WORK INSTRUCTION:
Copy each record below exactly, please, and leave its pictures out.
⁂
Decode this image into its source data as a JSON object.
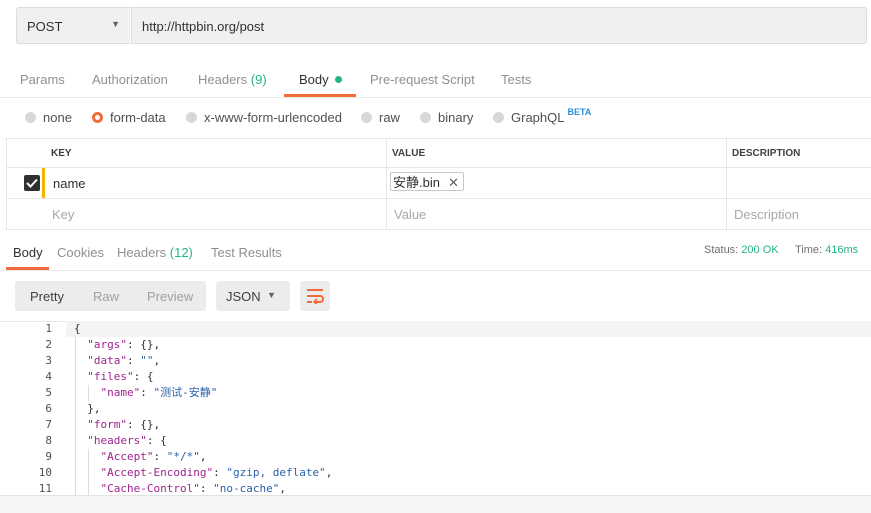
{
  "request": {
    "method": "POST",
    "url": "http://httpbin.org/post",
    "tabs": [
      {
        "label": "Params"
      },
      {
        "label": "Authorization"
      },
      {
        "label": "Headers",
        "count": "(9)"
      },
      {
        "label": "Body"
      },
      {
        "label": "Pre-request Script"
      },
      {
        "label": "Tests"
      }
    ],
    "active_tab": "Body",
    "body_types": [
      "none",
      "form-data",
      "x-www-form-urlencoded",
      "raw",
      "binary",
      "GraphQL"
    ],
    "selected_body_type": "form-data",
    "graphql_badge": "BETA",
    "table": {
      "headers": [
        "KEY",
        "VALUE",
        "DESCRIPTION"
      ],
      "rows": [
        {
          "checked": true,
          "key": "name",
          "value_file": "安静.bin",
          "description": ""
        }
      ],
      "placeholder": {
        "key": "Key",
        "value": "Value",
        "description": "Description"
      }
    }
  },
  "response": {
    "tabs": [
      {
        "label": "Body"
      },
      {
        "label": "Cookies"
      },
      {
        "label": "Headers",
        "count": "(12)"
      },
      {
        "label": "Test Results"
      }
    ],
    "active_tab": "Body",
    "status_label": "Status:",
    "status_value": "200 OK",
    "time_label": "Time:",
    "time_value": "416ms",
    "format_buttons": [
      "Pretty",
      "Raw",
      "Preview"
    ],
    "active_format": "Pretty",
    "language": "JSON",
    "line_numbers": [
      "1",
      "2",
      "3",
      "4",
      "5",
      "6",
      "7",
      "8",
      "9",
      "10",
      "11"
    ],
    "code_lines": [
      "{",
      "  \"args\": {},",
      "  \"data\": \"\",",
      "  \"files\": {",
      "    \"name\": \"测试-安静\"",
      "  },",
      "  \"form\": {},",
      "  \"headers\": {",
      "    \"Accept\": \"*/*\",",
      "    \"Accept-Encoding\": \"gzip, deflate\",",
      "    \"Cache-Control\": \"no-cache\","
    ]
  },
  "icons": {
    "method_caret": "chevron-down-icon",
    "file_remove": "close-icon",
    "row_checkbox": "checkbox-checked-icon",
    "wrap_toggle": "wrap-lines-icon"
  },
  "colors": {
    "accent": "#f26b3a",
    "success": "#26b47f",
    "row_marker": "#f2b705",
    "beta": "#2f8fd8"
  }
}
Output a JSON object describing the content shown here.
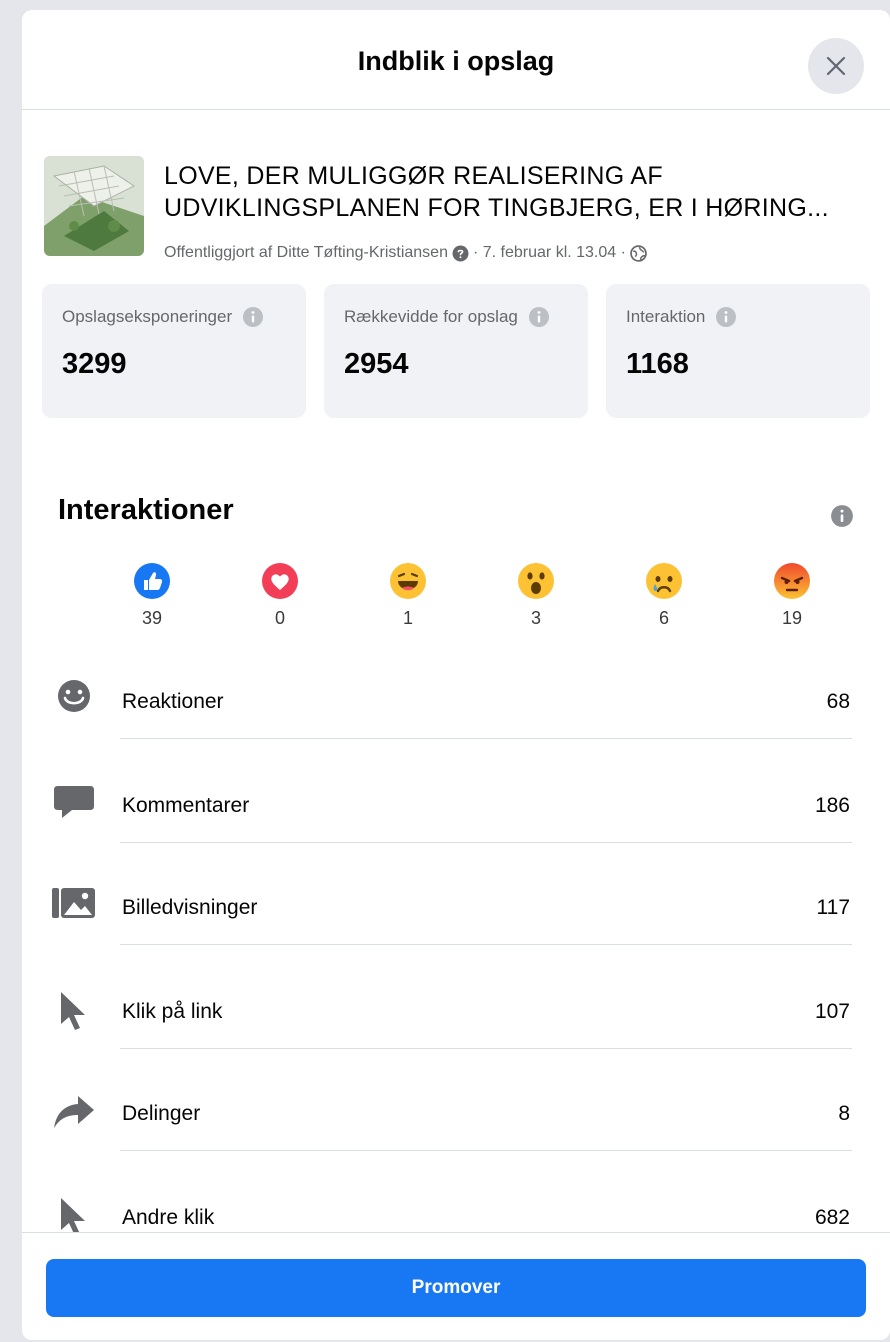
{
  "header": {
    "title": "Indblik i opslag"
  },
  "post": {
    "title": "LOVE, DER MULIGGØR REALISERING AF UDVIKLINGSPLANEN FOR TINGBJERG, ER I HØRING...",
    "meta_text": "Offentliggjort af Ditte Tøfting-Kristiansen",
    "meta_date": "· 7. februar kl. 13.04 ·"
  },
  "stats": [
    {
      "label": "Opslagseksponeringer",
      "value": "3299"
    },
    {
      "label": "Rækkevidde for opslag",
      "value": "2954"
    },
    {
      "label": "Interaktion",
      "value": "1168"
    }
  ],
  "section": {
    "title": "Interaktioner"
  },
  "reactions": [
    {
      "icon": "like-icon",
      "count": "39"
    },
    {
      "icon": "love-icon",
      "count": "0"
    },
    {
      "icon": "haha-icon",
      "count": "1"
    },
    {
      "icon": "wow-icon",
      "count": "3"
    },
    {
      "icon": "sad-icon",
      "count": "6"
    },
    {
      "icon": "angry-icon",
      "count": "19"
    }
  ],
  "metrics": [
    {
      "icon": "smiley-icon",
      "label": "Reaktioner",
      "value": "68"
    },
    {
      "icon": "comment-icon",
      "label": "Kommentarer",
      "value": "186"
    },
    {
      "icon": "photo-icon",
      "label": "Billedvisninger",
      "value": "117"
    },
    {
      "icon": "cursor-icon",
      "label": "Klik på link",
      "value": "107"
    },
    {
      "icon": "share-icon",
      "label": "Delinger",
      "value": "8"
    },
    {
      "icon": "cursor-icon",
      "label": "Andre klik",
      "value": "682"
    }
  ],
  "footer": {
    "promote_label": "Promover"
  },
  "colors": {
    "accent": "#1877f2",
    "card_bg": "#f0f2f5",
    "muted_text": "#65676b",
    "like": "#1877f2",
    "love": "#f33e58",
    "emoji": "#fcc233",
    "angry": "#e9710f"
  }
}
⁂
EXERCISE SOLUTION:
Decode this image into its source data as a JSON object.
{
  "request": {
    "method": "POST",
    "url": "http://httpbin.org/post",
    "tabs": [
      {
        "label": "Params"
      },
      {
        "label": "Authorization"
      },
      {
        "label": "Headers",
        "count": "(9)"
      },
      {
        "label": "Body"
      },
      {
        "label": "Pre-request Script"
      },
      {
        "label": "Tests"
      }
    ],
    "active_tab": "Body",
    "body_types": [
      "none",
      "form-data",
      "x-www-form-urlencoded",
      "raw",
      "binary",
      "GraphQL"
    ],
    "selected_body_type": "form-data",
    "graphql_badge": "BETA",
    "table": {
      "headers": [
        "KEY",
        "VALUE",
        "DESCRIPTION"
      ],
      "rows": [
        {
          "checked": true,
          "key": "name",
          "value_file": "安静.bin",
          "description": ""
        }
      ],
      "placeholder": {
        "key": "Key",
        "value": "Value",
        "description": "Description"
      }
    }
  },
  "response": {
    "tabs": [
      {
        "label": "Body"
      },
      {
        "label": "Cookies"
      },
      {
        "label": "Headers",
        "count": "(12)"
      },
      {
        "label": "Test Results"
      }
    ],
    "active_tab": "Body",
    "status_label": "Status:",
    "status_value": "200 OK",
    "time_label": "Time:",
    "time_value": "416ms",
    "format_buttons": [
      "Pretty",
      "Raw",
      "Preview"
    ],
    "active_format": "Pretty",
    "language": "JSON",
    "line_numbers": [
      "1",
      "2",
      "3",
      "4",
      "5",
      "6",
      "7",
      "8",
      "9",
      "10",
      "11"
    ],
    "code_lines": [
      "{",
      "  \"args\": {},",
      "  \"data\": \"\",",
      "  \"files\": {",
      "    \"name\": \"测试-安静\"",
      "  },",
      "  \"form\": {},",
      "  \"headers\": {",
      "    \"Accept\": \"*/*\",",
      "    \"Accept-Encoding\": \"gzip, deflate\",",
      "    \"Cache-Control\": \"no-cache\","
    ]
  },
  "icons": {
    "method_caret": "chevron-down-icon",
    "file_remove": "close-icon",
    "row_checkbox": "checkbox-checked-icon",
    "wrap_toggle": "wrap-lines-icon"
  },
  "colors": {
    "accent": "#f26b3a",
    "success": "#26b47f",
    "row_marker": "#f2b705",
    "beta": "#2f8fd8"
  }
}
Output a JSON object describing the content shown here.
{
  "header": {
    "title": "Indblik i opslag"
  },
  "post": {
    "title": "LOVE, DER MULIGGØR REALISERING AF UDVIKLINGSPLANEN FOR TINGBJERG, ER I HØRING...",
    "meta_text": "Offentliggjort af Ditte Tøfting-Kristiansen",
    "meta_date": "· 7. februar kl. 13.04 ·"
  },
  "stats": [
    {
      "label": "Opslagseksponeringer",
      "value": "3299"
    },
    {
      "label": "Rækkevidde for opslag",
      "value": "2954"
    },
    {
      "label": "Interaktion",
      "value": "1168"
    }
  ],
  "section": {
    "title": "Interaktioner"
  },
  "reactions": [
    {
      "icon": "like-icon",
      "count": "39"
    },
    {
      "icon": "love-icon",
      "count": "0"
    },
    {
      "icon": "haha-icon",
      "count": "1"
    },
    {
      "icon": "wow-icon",
      "count": "3"
    },
    {
      "icon": "sad-icon",
      "count": "6"
    },
    {
      "icon": "angry-icon",
      "count": "19"
    }
  ],
  "metrics": [
    {
      "icon": "smiley-icon",
      "label": "Reaktioner",
      "value": "68"
    },
    {
      "icon": "comment-icon",
      "label": "Kommentarer",
      "value": "186"
    },
    {
      "icon": "photo-icon",
      "label": "Billedvisninger",
      "value": "117"
    },
    {
      "icon": "cursor-icon",
      "label": "Klik på link",
      "value": "107"
    },
    {
      "icon": "share-icon",
      "label": "Delinger",
      "value": "8"
    },
    {
      "icon": "cursor-icon",
      "label": "Andre klik",
      "value": "682"
    }
  ],
  "footer": {
    "promote_label": "Promover"
  },
  "colors": {
    "accent": "#1877f2",
    "card_bg": "#f0f2f5",
    "muted_text": "#65676b",
    "like": "#1877f2",
    "love": "#f33e58",
    "emoji": "#fcc233",
    "angry": "#e9710f"
  }
}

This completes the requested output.